To use an old maxim: “physician, heal thyself.”
In the United Kingdom, where late payments run rampant, City A.M. reported that the Cabinet Office has not been paying its bills on time, despite having pledged to pay as much as 80 percent of invoices in five days and the remainder within 30 days. The publication noted data that shows late payments for that office stretching back to 2017, and well into the post-Carillion age — where, of course, late payments have grabbed headlines.
The stats, said City A.M., show that the Cabinet Office missed the 30-day window for as much as 10 percent of its payments all the way back to October 2017, and also missed the five-day window on roughly 25 percent of invoices since then. It should be noted that the Cabinet Office has been a critic of late payments, and Minister Oliver Dowden of the office has said that late payers should not be awarded government contracts.

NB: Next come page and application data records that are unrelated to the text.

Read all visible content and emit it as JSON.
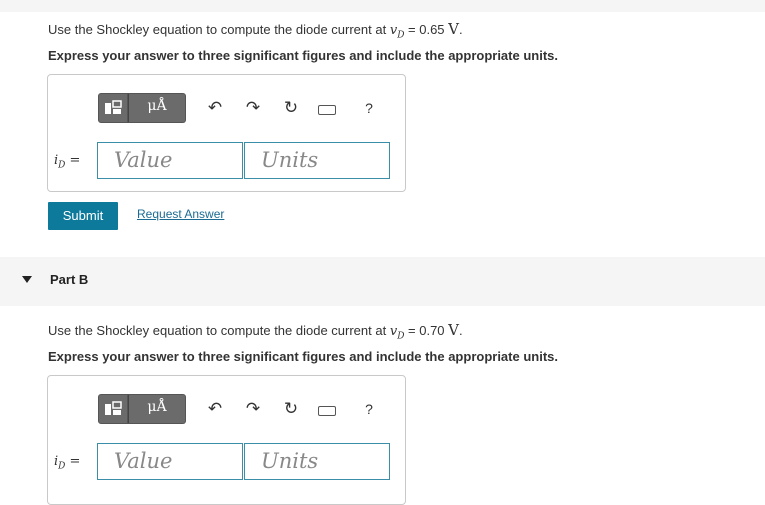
{
  "partA": {
    "prompt_text": "Use the Shockley equation to compute the diode current at ",
    "variable": "vD",
    "equals_value": "= 0.65",
    "unit": "V",
    "period": ".",
    "instruction": "Express your answer to three significant figures and include the appropriate units.",
    "answer_label": "iD =",
    "value_placeholder": "Value",
    "units_placeholder": "Units",
    "toolbar": {
      "units_button": "μÅ",
      "help": "?"
    },
    "submit_label": "Submit",
    "request_answer_label": "Request Answer"
  },
  "partB": {
    "title": "Part B",
    "prompt_text": "Use the Shockley equation to compute the diode current at ",
    "variable": "vD",
    "equals_value": "= 0.70",
    "unit": "V",
    "period": ".",
    "instruction": "Express your answer to three significant figures and include the appropriate units.",
    "answer_label": "iD =",
    "value_placeholder": "Value",
    "units_placeholder": "Units",
    "toolbar": {
      "units_button": "μÅ",
      "help": "?"
    }
  },
  "colors": {
    "accent": "#0e7a9b",
    "link": "#1c6b93",
    "field_border": "#3b8ea8"
  },
  "icons": [
    "templates-icon",
    "units-icon",
    "undo-icon",
    "redo-icon",
    "reset-icon",
    "keyboard-icon",
    "help-icon",
    "collapse-caret-icon"
  ]
}
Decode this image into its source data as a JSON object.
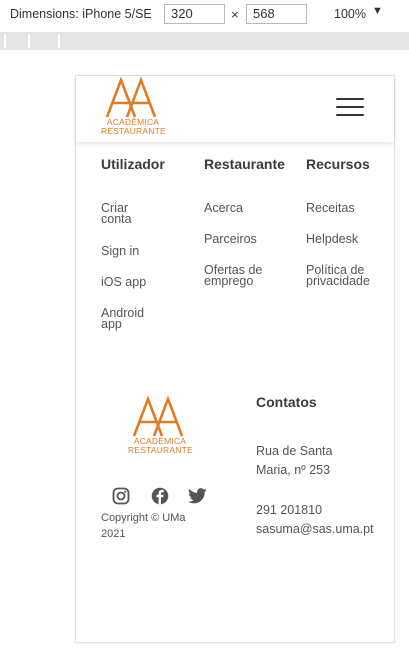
{
  "devtools": {
    "dimensions_label": "Dimensions: iPhone 5/SE",
    "width_value": "320",
    "times_symbol": "×",
    "height_value": "568",
    "zoom_label": "100%",
    "zoom_caret": "▼"
  },
  "brand": {
    "line1": "ACADÉMICA",
    "line2": "RESTAURANTE",
    "accent_color": "#e07c24"
  },
  "footer": {
    "columns": [
      {
        "title": "Utilizador",
        "links": [
          "Criar conta",
          "Sign in",
          "iOS app",
          "Android app"
        ]
      },
      {
        "title": "Restaurante",
        "links": [
          "Acerca",
          "Parceiros",
          "Ofertas de emprego"
        ]
      },
      {
        "title": "Recursos",
        "links": [
          "Receitas",
          "Helpdesk",
          "Política de privacidade"
        ]
      }
    ],
    "contacts": {
      "title": "Contatos",
      "address_line1": "Rua de Santa",
      "address_line2": "Maria, nº 253",
      "phone": "291 201810",
      "email": "sasuma@sas.uma.pt"
    },
    "social_icons": [
      "instagram-icon",
      "facebook-icon",
      "twitter-icon"
    ],
    "copyright_line1": "Copyright © UMa",
    "copyright_line2": "2021"
  }
}
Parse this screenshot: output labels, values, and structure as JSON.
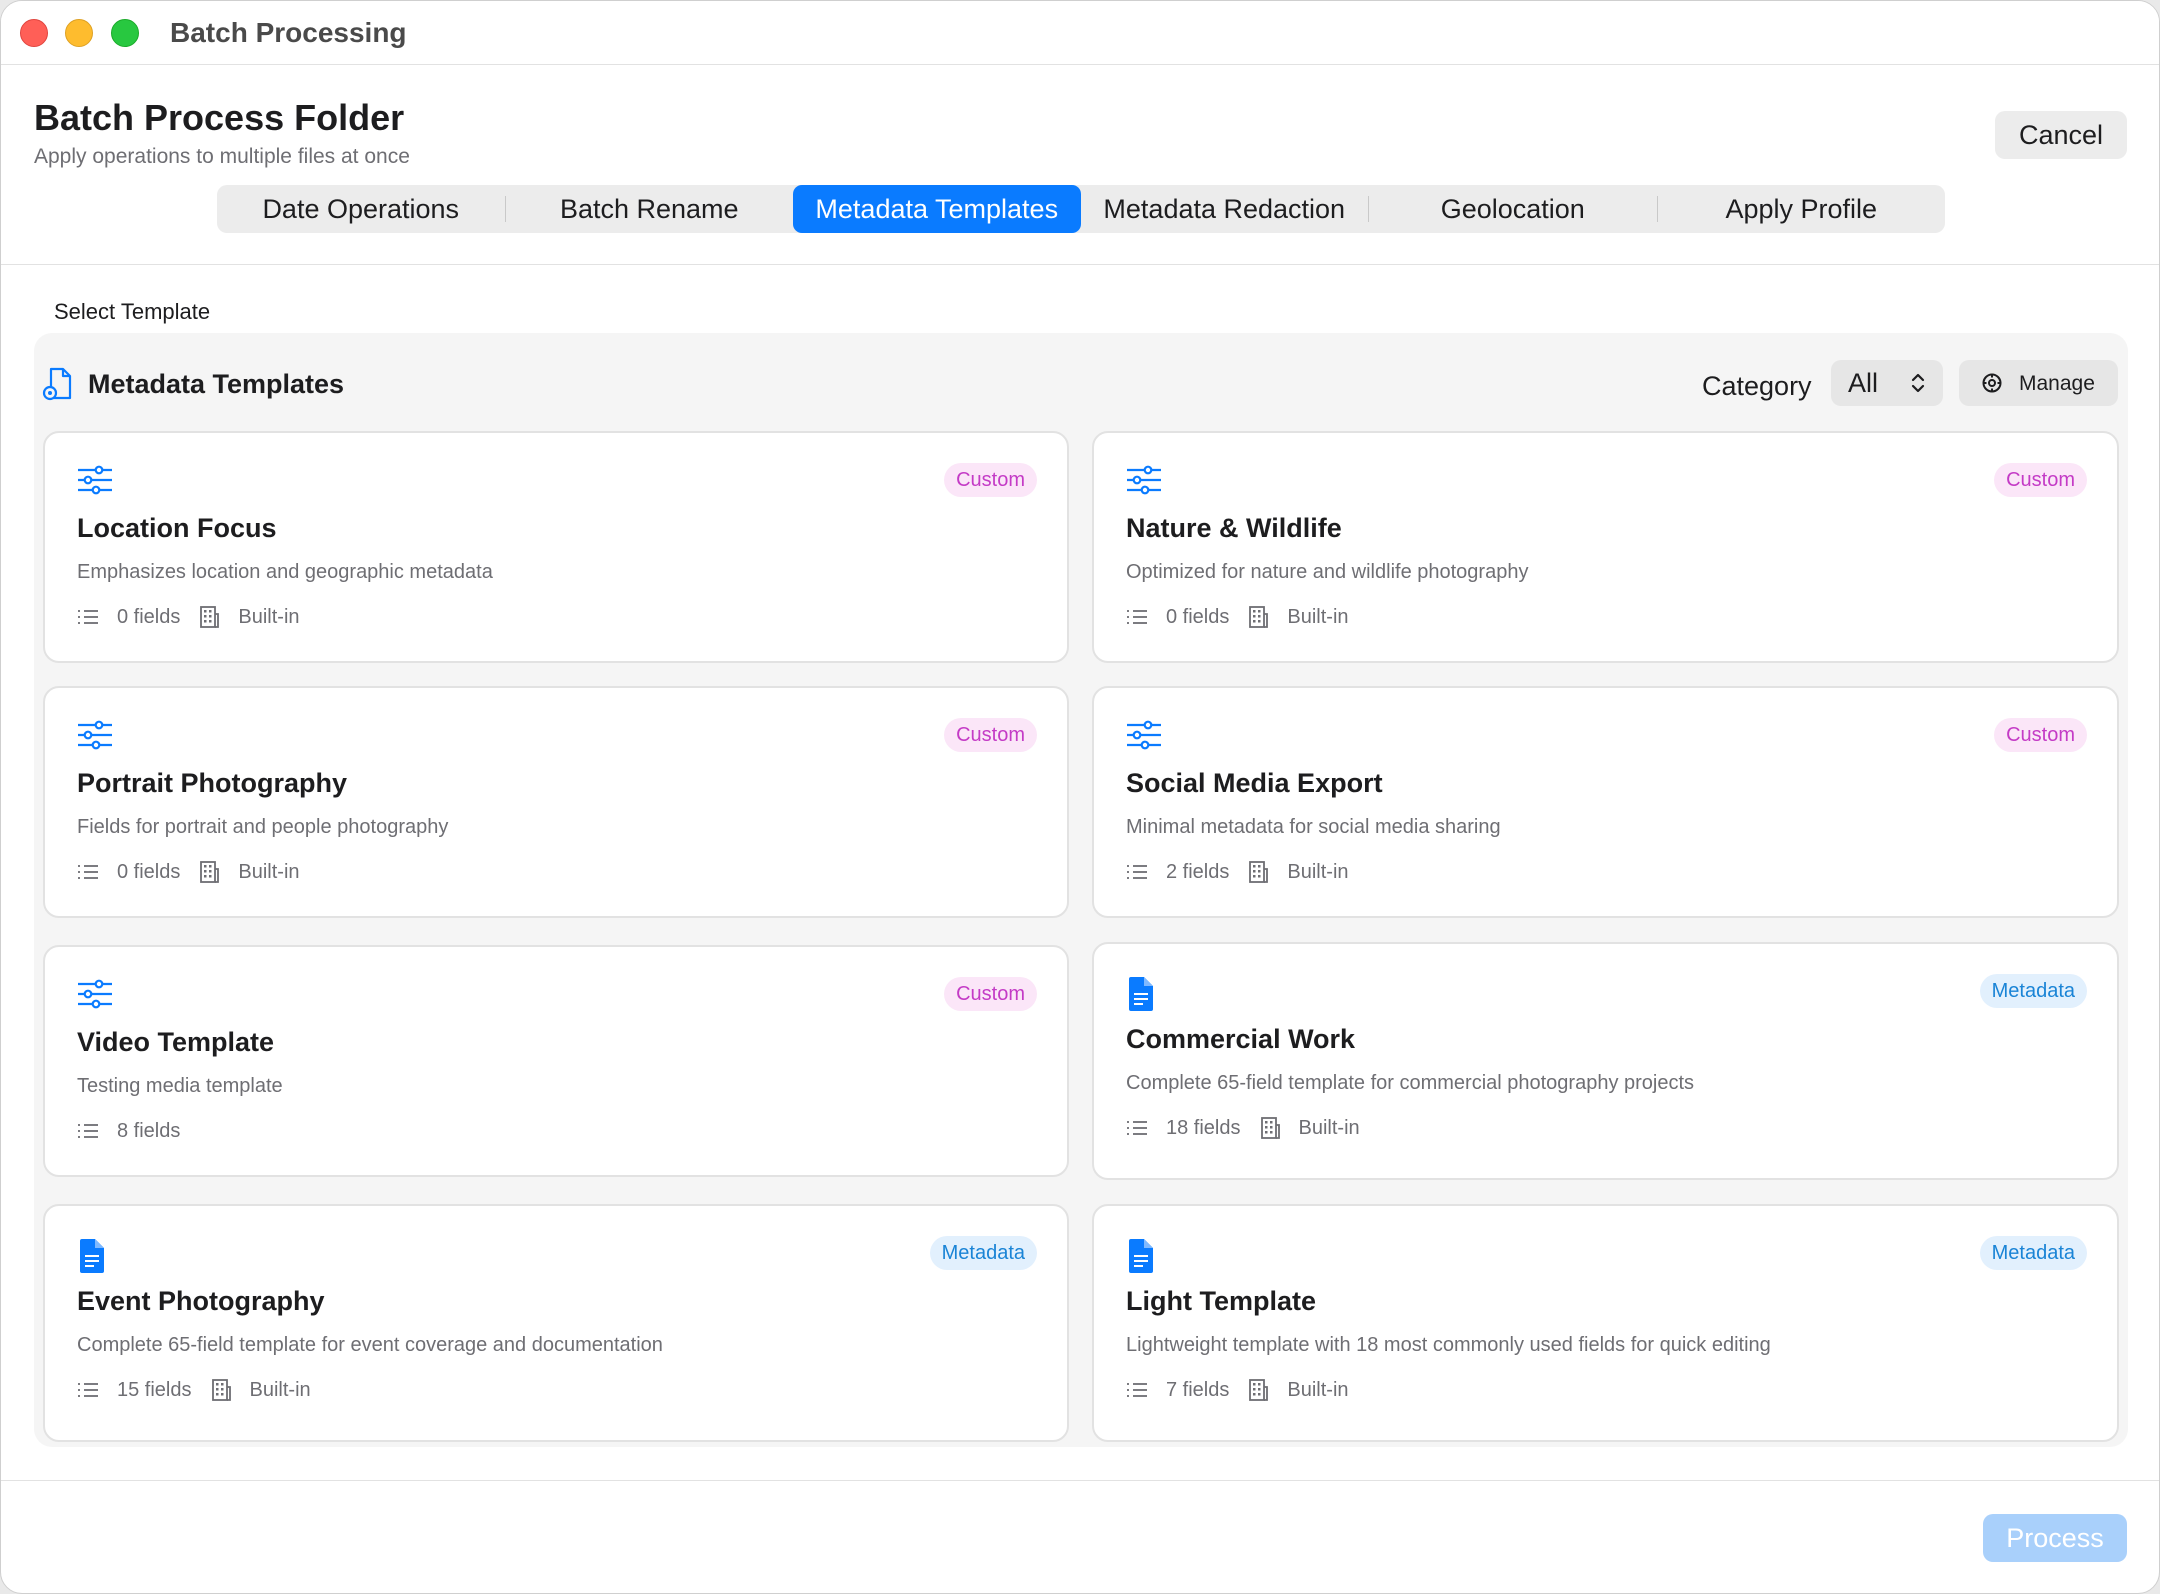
{
  "window": {
    "title": "Batch Processing"
  },
  "header": {
    "title": "Batch Process Folder",
    "subtitle": "Apply operations to multiple files at once",
    "cancel_label": "Cancel"
  },
  "tabs": [
    {
      "label": "Date Operations",
      "active": false
    },
    {
      "label": "Batch Rename",
      "active": false
    },
    {
      "label": "Metadata Templates",
      "active": true
    },
    {
      "label": "Metadata Redaction",
      "active": false
    },
    {
      "label": "Geolocation",
      "active": false
    },
    {
      "label": "Apply Profile",
      "active": false
    }
  ],
  "content": {
    "section_label": "Select Template",
    "panel_title": "Metadata Templates",
    "category_label": "Category",
    "category_value": "All",
    "manage_label": "Manage"
  },
  "templates": [
    {
      "title": "Location Focus",
      "description": "Emphasizes location and geographic metadata",
      "fields": "0 fields",
      "source": "Built-in",
      "badge": "Custom",
      "icon": "sliders-icon"
    },
    {
      "title": "Nature & Wildlife",
      "description": "Optimized for nature and wildlife photography",
      "fields": "0 fields",
      "source": "Built-in",
      "badge": "Custom",
      "icon": "sliders-icon"
    },
    {
      "title": "Portrait Photography",
      "description": "Fields for portrait and people photography",
      "fields": "0 fields",
      "source": "Built-in",
      "badge": "Custom",
      "icon": "sliders-icon"
    },
    {
      "title": "Social Media Export",
      "description": "Minimal metadata for social media sharing",
      "fields": "2 fields",
      "source": "Built-in",
      "badge": "Custom",
      "icon": "sliders-icon"
    },
    {
      "title": "Video Template",
      "description": "Testing media template",
      "fields": "8 fields",
      "source": "",
      "badge": "Custom",
      "icon": "sliders-icon"
    },
    {
      "title": "Commercial Work",
      "description": "Complete 65-field template for commercial photography projects",
      "fields": "18 fields",
      "source": "Built-in",
      "badge": "Metadata",
      "icon": "document-icon"
    },
    {
      "title": "Event Photography",
      "description": "Complete 65-field template for event coverage and documentation",
      "fields": "15 fields",
      "source": "Built-in",
      "badge": "Metadata",
      "icon": "document-icon"
    },
    {
      "title": "Light Template",
      "description": "Lightweight template with 18 most commonly used fields for quick editing",
      "fields": "7 fields",
      "source": "Built-in",
      "badge": "Metadata",
      "icon": "document-icon"
    }
  ],
  "footer": {
    "process_label": "Process"
  },
  "colors": {
    "accent": "#0a7bff",
    "custom_badge": "#c43bc6",
    "metadata_badge": "#1a84d6",
    "process_disabled": "#a9d0fb"
  }
}
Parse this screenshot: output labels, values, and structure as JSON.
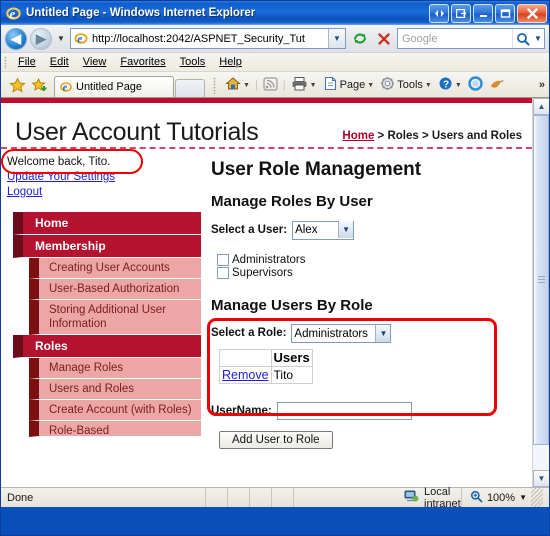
{
  "window": {
    "title": "Untitled Page - Windows Internet Explorer",
    "buttons": {
      "restore_group": "◂▸",
      "new_window": "❐",
      "minimize": "–",
      "maximize": "☐",
      "close": "✕"
    }
  },
  "address_bar": {
    "back": "◀",
    "forward": "▶",
    "history_caret": "▼",
    "url": "http://localhost:2042/ASPNET_Security_Tut",
    "url_caret": "▼",
    "refresh": "refresh-icon",
    "stop": "✕",
    "search_placeholder": "Google",
    "search_value": "",
    "search_caret": "▼"
  },
  "menu": {
    "items": [
      {
        "label": "File",
        "accel": "F"
      },
      {
        "label": "Edit",
        "accel": "E"
      },
      {
        "label": "View",
        "accel": "V"
      },
      {
        "label": "Favorites",
        "accel": "a"
      },
      {
        "label": "Tools",
        "accel": "T"
      },
      {
        "label": "Help",
        "accel": "H"
      }
    ]
  },
  "tabbar": {
    "tab_label": "Untitled Page",
    "commands": [
      {
        "label": "",
        "icon": "home-icon",
        "caret": "▼"
      },
      {
        "label": "",
        "icon": "feeds-icon",
        "caret": ""
      },
      {
        "label": "",
        "icon": "print-icon",
        "caret": "▼"
      },
      {
        "label": "Page",
        "icon": "page-icon",
        "caret": "▼"
      },
      {
        "label": "Tools",
        "icon": "tools-icon",
        "caret": "▼"
      },
      {
        "label": "",
        "icon": "help-icon",
        "caret": "▼"
      },
      {
        "label": "",
        "icon": "messenger-icon",
        "caret": ""
      },
      {
        "label": "",
        "icon": "bird-icon",
        "caret": ""
      }
    ],
    "overflow": "»"
  },
  "page": {
    "site_title": "User Account Tutorials",
    "breadcrumb": {
      "home": "Home",
      "trail": " > Roles > Users and Roles"
    },
    "welcome": {
      "greeting": "Welcome back, Tito.",
      "links": [
        "Update Your Settings",
        "Logout"
      ]
    },
    "nav": [
      {
        "label": "Home",
        "level": "top"
      },
      {
        "label": "Membership",
        "level": "top"
      },
      {
        "label": "Creating User Accounts",
        "level": "sub"
      },
      {
        "label": "User-Based Authorization",
        "level": "sub"
      },
      {
        "label": "Storing Additional User Information",
        "level": "sub"
      },
      {
        "label": "Roles",
        "level": "top"
      },
      {
        "label": "Manage Roles",
        "level": "sub"
      },
      {
        "label": "Users and Roles",
        "level": "sub"
      },
      {
        "label": "Create Account (with Roles)",
        "level": "sub"
      },
      {
        "label": "Role-Based",
        "level": "sub"
      }
    ],
    "heading": "User Role Management",
    "section_roles_by_user": {
      "heading": "Manage Roles By User",
      "select_label": "Select a User:",
      "select_value": "Alex",
      "select_options": [
        "Alex"
      ],
      "checkboxes": [
        {
          "label": "Administrators",
          "checked": false
        },
        {
          "label": "Supervisors",
          "checked": false
        }
      ]
    },
    "section_users_by_role": {
      "heading": "Manage Users By Role",
      "select_label": "Select a Role:",
      "select_value": "Administrators",
      "select_options": [
        "Administrators"
      ],
      "table": {
        "headers": [
          "",
          "Users"
        ],
        "rows": [
          {
            "action": "Remove",
            "user": "Tito"
          }
        ]
      },
      "username_label": "UserName:",
      "username_value": "",
      "add_button": "Add User to Role"
    }
  },
  "statusbar": {
    "status": "Done",
    "zone": "Local intranet",
    "zoom": "100%",
    "zoom_caret": "▼"
  },
  "colors": {
    "title_bar_blue": "#0d5fd6",
    "site_red": "#c00a2e",
    "nav_top_bg": "#b5122f",
    "nav_sub_bg": "#eda6a6",
    "annotation_red": "#ee0000",
    "link_blue": "#2020dd",
    "breadcrumb_link": "#b0002a"
  }
}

In reference to the data publicized by City A.M., Jon Trickett, shadow minister for the Cabinet Office, said the numbers show a “worrying signal to businesses, [which] are looking to the Cabinet Office to provide leadership in addressing the problem of late payment.”
Separately, but also in the U.K., a “traffic light system” will debut to help illuminate who pays on time and who doesn’t — among large companies in the country. The plan will come courtesy of Small Business Commissioner Paul Uppal. The Sunday Times noted that the “red” signal will be used to publicize serial late offenders, and companies that do not post payment terms, as mandated in the U.K., twice per year. The site noted that, per the Federation of Small Businesses (FSB), about 84 percent of business owners are paid late.
The epidemic, reported by The Telegraph late last week, has spurred three quarters of 100 members of parliament to be queried in a survey to back fines for serial late payers, and to call for the Prompt Payment Code, heretofore voluntary, to be written into law. The Association of Accounting Technicians (AAT), which was behind the survey, said the government must stop “dragging its heels” on the issue.
In terms of individual company news, Jet Airways, the India-based carrier spotlighted in these digital pages in past weeks, is, as reported by Bloomberg, looking to negotiate with vendors. The company had said it would miss a debt payment last month and, amid late payments to its vendors, had been — and still is — struggling with a tough competitive landscape, where fares are being priced below cost, fuel payments are high and the rupee’s buying power is waning. This time around, said Bloomberg, the company is seeking to defer or reduce its payments owed to parts vendors, credit card companies and service providers. In November, the company posted a third-straight quarterly loss.
Here in the States, Sears, the once mighty retail icon, is in danger of liquidation as of Monday (Jan. 7), should there be no new movement on bankruptcy resolution. CNBC reported that Chairman Eddie Lampert has offered to pay as much as $4.4 billion to bring the firm out of bankruptcy through the ESL Investments hedge fund.
As CNBC reported, the money being offered is not enough to cover vendor payments that are owed. At this writing, a hearing loomed on Tuesday (Jan. 8) to accept the bid — or start liquidation proceedings. The creditors committee has called the move by Sears to stay in business “nothing more than wishful thinking,” as Bloomberg reported.